Saccharin, aspartame, neotame, and sucralose and many others. They are synthetic sugar replacements which have become more of a menace now. The so-called sugar free drinks and foods are filled with these replacers which are actually more harmful than sugar itself.

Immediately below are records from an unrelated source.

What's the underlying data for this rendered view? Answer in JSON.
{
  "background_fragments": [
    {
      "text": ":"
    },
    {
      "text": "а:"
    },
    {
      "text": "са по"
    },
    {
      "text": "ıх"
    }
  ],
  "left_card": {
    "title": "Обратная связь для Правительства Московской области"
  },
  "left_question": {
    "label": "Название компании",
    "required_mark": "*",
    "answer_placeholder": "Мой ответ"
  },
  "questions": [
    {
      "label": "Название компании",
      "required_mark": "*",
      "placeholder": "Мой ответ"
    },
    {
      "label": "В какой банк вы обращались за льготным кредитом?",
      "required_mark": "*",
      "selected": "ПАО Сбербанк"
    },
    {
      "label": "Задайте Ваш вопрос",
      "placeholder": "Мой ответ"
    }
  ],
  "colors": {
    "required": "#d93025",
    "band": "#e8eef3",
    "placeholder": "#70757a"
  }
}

Aspartame/ Saccharine has also been linked with cancer in several studies done in the 70’s. The effects of these artificial sweeteners on the brain are rather complicated and according to Dr Ludwig from Harvard University, “miniscule amount produces a sweet taste comparable to that of sugar, without comparable calories. Overstimulation of sugar receptors from frequent use of these hyper-intense sweeteners may limit tolerance for more complex tastes,” explains Dr. Ludwig. That means people who routinely use artificial sweeteners may start to find less intensely sweet foods, such as fruit, less appealing and unsweet foods, such as vegetables, downright unpalatable. Artificial sweeteners may play another trick, too. Research suggests that they may prevent us from associating sweetness with caloric intake. As a result, we may crave more sweets, tend to choose sweet food over nutritious food, and gain weight.”

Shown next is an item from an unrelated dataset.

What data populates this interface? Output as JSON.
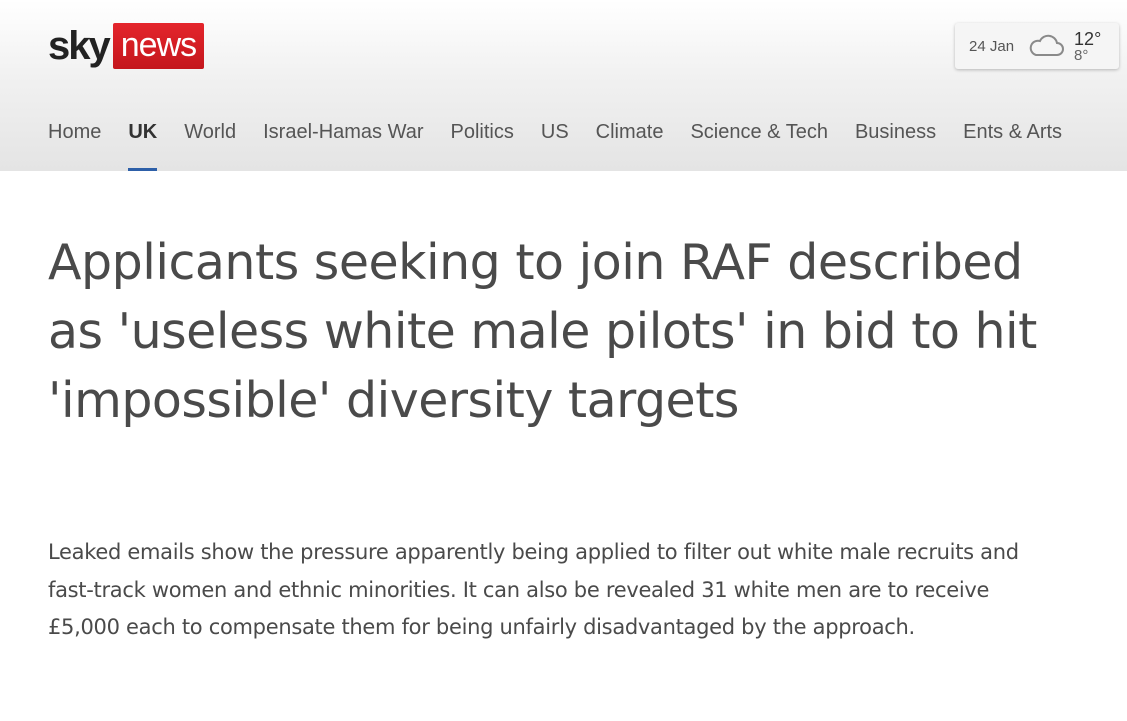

The latest one is Stevia which is a more natural alternative than the others above but it does shares similar concerns.

Glycemic load

Glycemic Load (GL) is a measure of both the quality (the GI value) and quantity (grams per serve) of a carbohydrate in a meal. It is wise to choose our carbohydrates well and follow the glycemic load if we are unsure of where and how to start. For optimal health, aim to keep our daily glycemic load under 100.

Low: 10 or less

Medium: 11 – 19

High: 20 or more

To understand further on glycemic load, kindly refer to this link http://afibbers.org/resources/glycemicload.pdf. 

Juicing or blending ?

Blending is a healthier option as the fibre is retained and hence the absorption of sugar into the system is slowed down. Better than that of course is to eat the fruit whole itself.

Natural replacements.

These are healthier sweet options that are nutrient dense. We can use them instead of white sugars in baking and smoothies.

Natural honey, dates, bananas, apricots and mulberries are examples of these.

Dates are ideal for breaking fast during the Ramadhan month instead of the syrup based beverages as it is very nutritionally dense and provides the energy boost required.

Bottom line

All of us enjoy a sweet snack now and then, so fortunately, for every healthy individual, sugar-containing foods in their natural form, whole fruit, for example, tend to be highly nutritious. Choice of nutrient-dense, high in fiber, and low in glycemic load carbohydrates is the way to go. Having carbohydrates with a protein and healthy fat meal at the same time reduces its absorption rate.

On the other hand, refined, concentrated sugars like (white bread, white rice and white sugar) consumed in large amounts rapidly increases blood glucose and insulin levels, increases triglycerides, inflammatory mediators and oxygen radicals, and with them, the risk for diabetes, heart disease and other chronic illnesses.

Our bodies need carbohydrates for energy and since we are not living in the times of famine or food shortages and food is available around the clock, we do not need to over consume carbohydrates as storing sugar as fats has become toxic and is poisoning our bodily systems.

Eating carbohydrates in proportion to our physical activity is something all of us need to retrain ourselves to do. If we lead mainly sedentary and inactive lives, then we would not need as much carbohydrates as compared to someone with a more physically active lifestyle.

In short, The faster it is burnt and dealt with, the least problems it causes.

Contributed by:

Dr Krishnaveni Kanason

Medical Consultant in SOL Integrative Wellness Centre